Of course I'm sure many hidden tricks must be used during that process.can we have other comments to complete this theory?
S.P

monicalee
12-04-2012, 06:54 AM
I think ancient people can make a wooden box and cover it with cotton & leaves from trees. In winter time, they get ice and put ice in that wooden box. Then they can put the wooden box underground(very deep). in summer time, they can get ice!

monicalee
12-04-2012, 07:10 AM
Well modern people can make ice from ice making machine and store them in cold rooms.

Tesla
12-04-2012, 10:34 AM
Well it's after work and a few cool beers have come up with another answer.
The ancient Egyptians in the second century used porous clay pots filled with water.
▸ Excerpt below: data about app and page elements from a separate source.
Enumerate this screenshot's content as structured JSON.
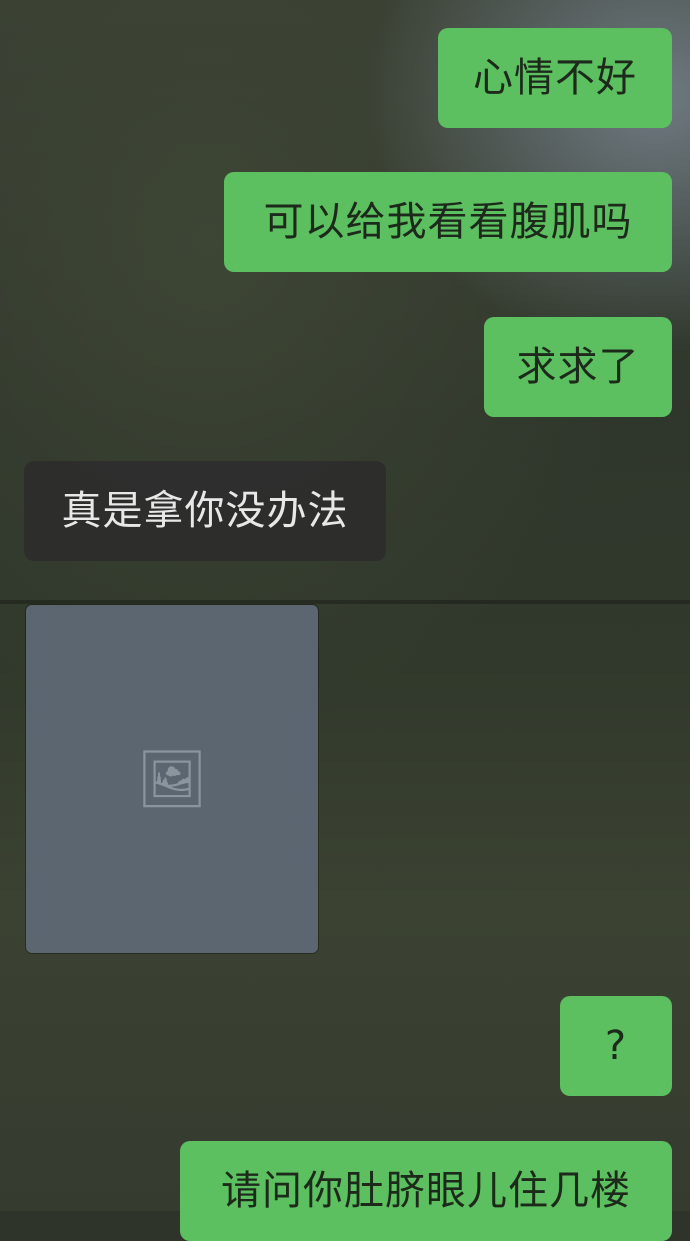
{
  "messages": [
    {
      "side": "sent",
      "text": "心情不好"
    },
    {
      "side": "sent",
      "text": "可以给我看看腹肌吗"
    },
    {
      "side": "sent",
      "text": "求求了"
    },
    {
      "side": "received",
      "text": "真是拿你没办法"
    },
    {
      "side": "received",
      "type": "image"
    },
    {
      "side": "sent",
      "text": "?"
    },
    {
      "side": "sent",
      "text": "请问你肚脐眼儿住几楼"
    }
  ],
  "colors": {
    "sent_bubble": "#5cc060",
    "received_bubble": "#2c2c2c"
  }
}
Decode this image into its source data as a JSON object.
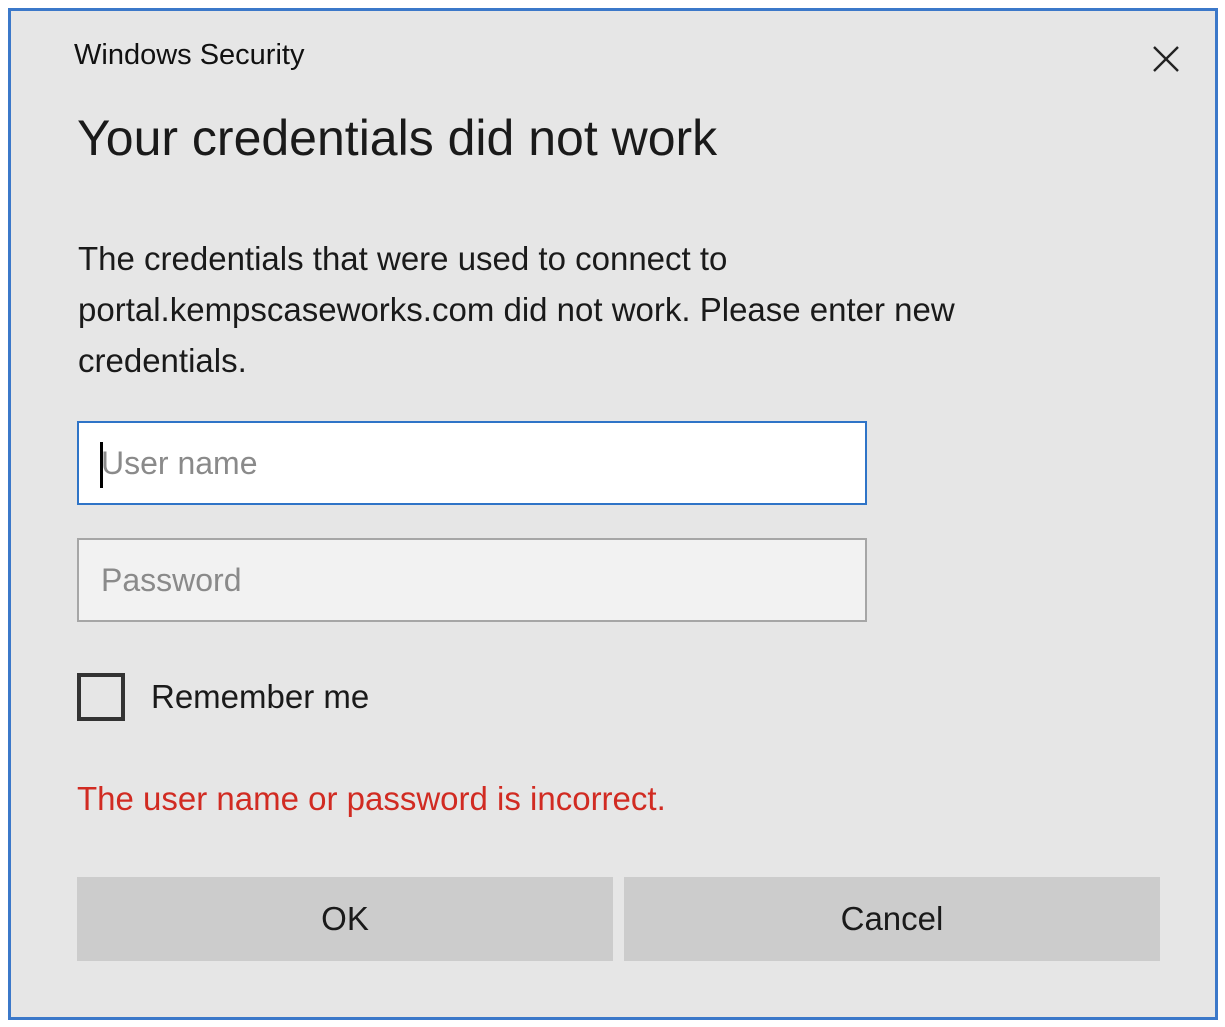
{
  "window": {
    "title": "Windows Security",
    "close_icon": "close-icon"
  },
  "dialog": {
    "heading": "Your credentials did not work",
    "message": "The credentials that were used to connect to portal.kempscaseworks.com did not work. Please enter new credentials."
  },
  "form": {
    "username": {
      "value": "",
      "placeholder": "User name"
    },
    "password": {
      "value": "",
      "placeholder": "Password"
    },
    "remember_me": {
      "label": "Remember me",
      "checked": false
    },
    "error": "The user name or password is incorrect."
  },
  "buttons": {
    "ok": "OK",
    "cancel": "Cancel"
  },
  "colors": {
    "accent": "#2f74c7",
    "window_border": "#3b78c9",
    "error": "#d12b22",
    "background": "#e6e6e6",
    "button": "#cccccc"
  }
}
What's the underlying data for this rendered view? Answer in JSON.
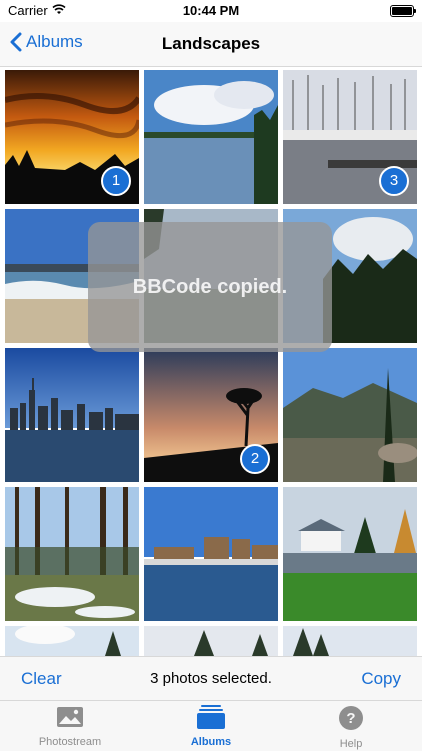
{
  "status_bar": {
    "carrier": "Carrier",
    "time": "10:44 PM"
  },
  "nav": {
    "back_label": "Albums",
    "title": "Landscapes"
  },
  "selection_badges": [
    "1",
    "2",
    "3"
  ],
  "toast": {
    "message": "BBCode copied."
  },
  "toolbar": {
    "clear_label": "Clear",
    "status": "3 photos selected.",
    "copy_label": "Copy"
  },
  "tabs": [
    {
      "label": "Photostream",
      "icon": "photo-icon",
      "active": false
    },
    {
      "label": "Albums",
      "icon": "albums-icon",
      "active": true
    },
    {
      "label": "Help",
      "icon": "help-icon",
      "active": false
    }
  ],
  "colors": {
    "accent": "#1a6fd4",
    "toast": "#969696",
    "bar_bg": "#f7f7f7"
  }
}
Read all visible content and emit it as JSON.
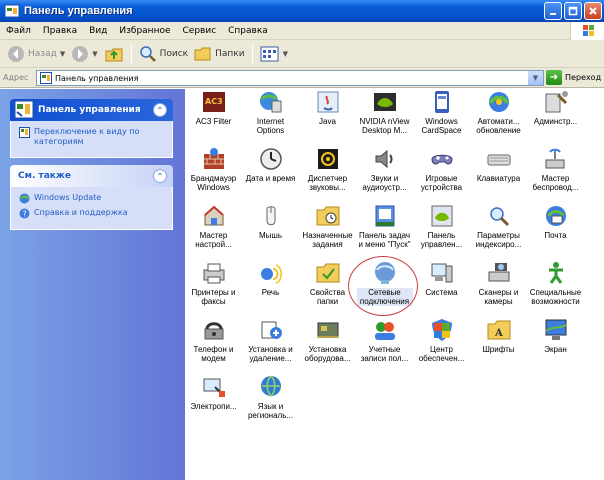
{
  "window": {
    "title": "Панель управления"
  },
  "menu": [
    "Файл",
    "Правка",
    "Вид",
    "Избранное",
    "Сервис",
    "Справка"
  ],
  "toolbar": {
    "back": "Назад",
    "search": "Поиск",
    "folders": "Папки"
  },
  "address": {
    "label": "Адрес",
    "value": "Панель управления",
    "go": "Переход"
  },
  "panel": {
    "title": "Панель управления",
    "switch_link": "Переключение к виду по категориям"
  },
  "see_also": {
    "title": "См. также",
    "links": [
      "Windows Update",
      "Справка и поддержка"
    ]
  },
  "items": [
    {
      "label": "AC3 Filter",
      "icon": "ac3-filter-icon"
    },
    {
      "label": "Internet Options",
      "icon": "internet-options-icon"
    },
    {
      "label": "Java",
      "icon": "java-icon"
    },
    {
      "label": "NVIDIA nView Desktop M...",
      "icon": "nvidia-nview-icon"
    },
    {
      "label": "Windows CardSpace",
      "icon": "cardspace-icon"
    },
    {
      "label": "Автомати... обновление",
      "icon": "automatic-updates-icon"
    },
    {
      "label": "Админстр...",
      "icon": "admin-tools-icon"
    },
    {
      "label": "",
      "icon": ""
    },
    {
      "label": "Брандмауэр Windows",
      "icon": "firewall-icon"
    },
    {
      "label": "Дата и время",
      "icon": "date-time-icon"
    },
    {
      "label": "Диспетчер звуковы...",
      "icon": "sound-manager-icon"
    },
    {
      "label": "Звуки и аудиоустр...",
      "icon": "sounds-audio-icon"
    },
    {
      "label": "Игровые устройства",
      "icon": "game-controllers-icon"
    },
    {
      "label": "Клавиатура",
      "icon": "keyboard-icon"
    },
    {
      "label": "Мастер беспровод...",
      "icon": "wireless-wizard-icon"
    },
    {
      "label": "",
      "icon": ""
    },
    {
      "label": "Мастер настрой...",
      "icon": "network-setup-wizard-icon"
    },
    {
      "label": "Мышь",
      "icon": "mouse-icon"
    },
    {
      "label": "Назначенные задания",
      "icon": "scheduled-tasks-icon"
    },
    {
      "label": "Панель задач и меню \"Пуск\"",
      "icon": "taskbar-start-icon"
    },
    {
      "label": "Панель управлен...",
      "icon": "nvidia-control-panel-icon"
    },
    {
      "label": "Параметры индексиро...",
      "icon": "indexing-options-icon"
    },
    {
      "label": "Почта",
      "icon": "mail-icon"
    },
    {
      "label": "",
      "icon": ""
    },
    {
      "label": "Принтеры и факсы",
      "icon": "printers-faxes-icon"
    },
    {
      "label": "Речь",
      "icon": "speech-icon"
    },
    {
      "label": "Свойства папки",
      "icon": "folder-options-icon"
    },
    {
      "label": "Сетевые подключения",
      "icon": "network-connections-icon",
      "selected": true
    },
    {
      "label": "Система",
      "icon": "system-icon"
    },
    {
      "label": "Сканеры и камеры",
      "icon": "scanners-cameras-icon"
    },
    {
      "label": "Специальные возможности",
      "icon": "accessibility-icon"
    },
    {
      "label": "",
      "icon": ""
    },
    {
      "label": "Телефон и модем",
      "icon": "phone-modem-icon"
    },
    {
      "label": "Установка и удаление...",
      "icon": "add-remove-programs-icon"
    },
    {
      "label": "Установка оборудова...",
      "icon": "add-hardware-icon"
    },
    {
      "label": "Учетные записи пол...",
      "icon": "user-accounts-icon"
    },
    {
      "label": "Центр обеспечен...",
      "icon": "security-center-icon"
    },
    {
      "label": "Шрифты",
      "icon": "fonts-icon"
    },
    {
      "label": "Экран",
      "icon": "display-icon"
    },
    {
      "label": "",
      "icon": ""
    },
    {
      "label": "Электропи...",
      "icon": "power-options-icon"
    },
    {
      "label": "Язык и региональ...",
      "icon": "regional-language-icon"
    }
  ]
}
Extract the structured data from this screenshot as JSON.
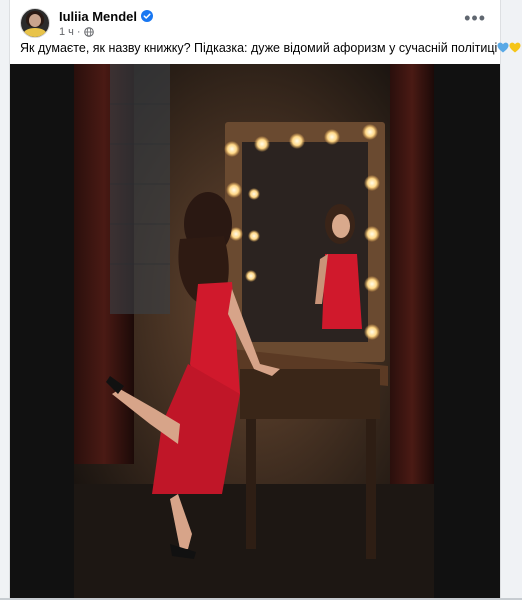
{
  "post": {
    "author": "Iuliia Mendel",
    "time": "1 ч",
    "dot": "·",
    "caption": "Як думаєте, як назву книжку? Підказка: дуже відомий афоризм у сучасній політиці",
    "more_label": "•••"
  },
  "icons": {
    "verified": "verified-badge-icon",
    "audience": "globe-icon",
    "more": "more-options-icon",
    "hearts": [
      "blue-heart-icon",
      "yellow-heart-icon"
    ]
  },
  "colors": {
    "verified": "#1877f2",
    "heart_blue": "#5aa9e6",
    "heart_yellow": "#f5c518",
    "dress": "#d0192c"
  }
}
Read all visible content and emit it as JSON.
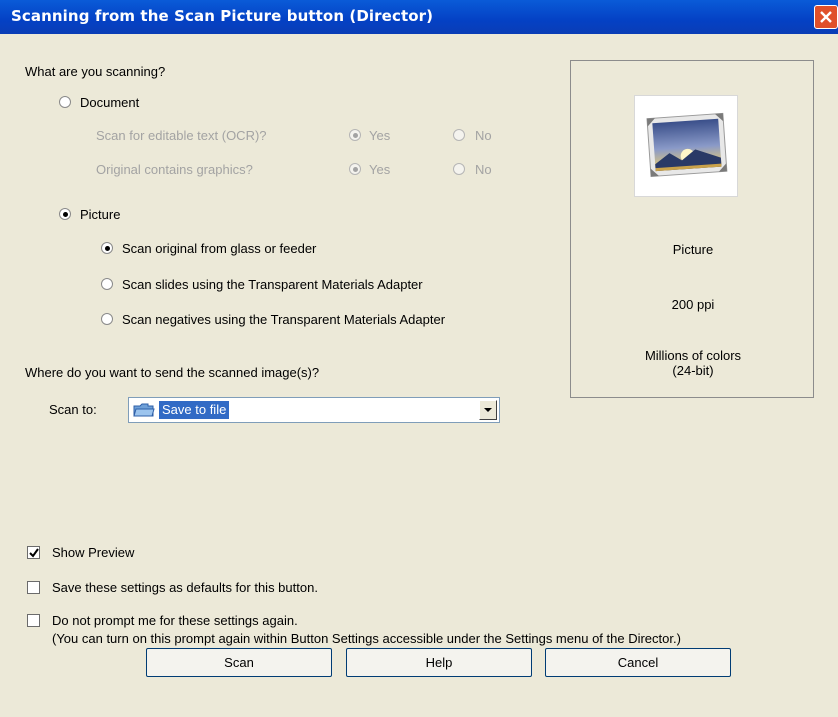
{
  "window": {
    "title": "Scanning from the Scan Picture button (Director)"
  },
  "what_scanning": {
    "heading": "What are you scanning?",
    "document_label": "Document",
    "ocr_label": "Scan for editable text (OCR)?",
    "graphics_label": "Original contains graphics?",
    "yes": "Yes",
    "no": "No",
    "picture_label": "Picture",
    "picture_options": [
      "Scan original from glass or feeder",
      "Scan slides using the Transparent Materials Adapter",
      "Scan negatives using the Transparent Materials Adapter"
    ]
  },
  "destination": {
    "heading": "Where do you want to send the scanned image(s)?",
    "scan_to_label": "Scan to:",
    "scan_to_value": "Save to file"
  },
  "summary": {
    "type": "Picture",
    "resolution": "200 ppi",
    "colors_line1": "Millions of colors",
    "colors_line2": "(24-bit)"
  },
  "options": {
    "show_preview": "Show Preview",
    "save_defaults": "Save these settings as defaults for this button.",
    "no_prompt": "Do not prompt me for these settings again.",
    "no_prompt_note": "(You can turn on this prompt again within Button Settings accessible under the Settings menu of the Director.)"
  },
  "buttons": {
    "scan": "Scan",
    "help": "Help",
    "cancel": "Cancel"
  }
}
River water would be settled and bottom settlement drained off. Placed on the roof at night where some poor fellow would wet down the pots when weather permitted (cool night & clear sky). At dawn the poor fellow would take the pots down stairs and pack them with straw around the pots. This method could produce ice and cold water. An Indian text 4Th century BC notes using shallow pottery dishes filled with water covered in straw or sugar cane, then placed in a draft, evaporation could produce ice and by adding salt would drop the freezing point.
I have used this trick for testing safeties before - from a fast food joint get some chilled water, cup of ice and salt then mix a little water with ice then some salt, stir with thermometer and check the temperature - it drops lower than 0degC.

Magoo
13-04-2012, 02:21 AM
Hi Telsa,
probably the same middle eastern bloke that developed the water level gauge. What I cannot figure out is where he got his length of plastic tubing, probably Bunnings, they have been around for decades.

Tesla
14-04-2012, 12:06 AM
Hi Magoo
Possibly if he lived for a few thousand years as they used the water level to build the Great Pyramid. When I was an apprentice the tradesmen told me if I wanted a cool drink on a hot day all I had to do was take off my sock put the drink bottle in it, wet the sock (if it wasn't sweaty enough) then hang it in the shade of a tree. Not really keen of the sock but it does work. Does Bunnings sell socks?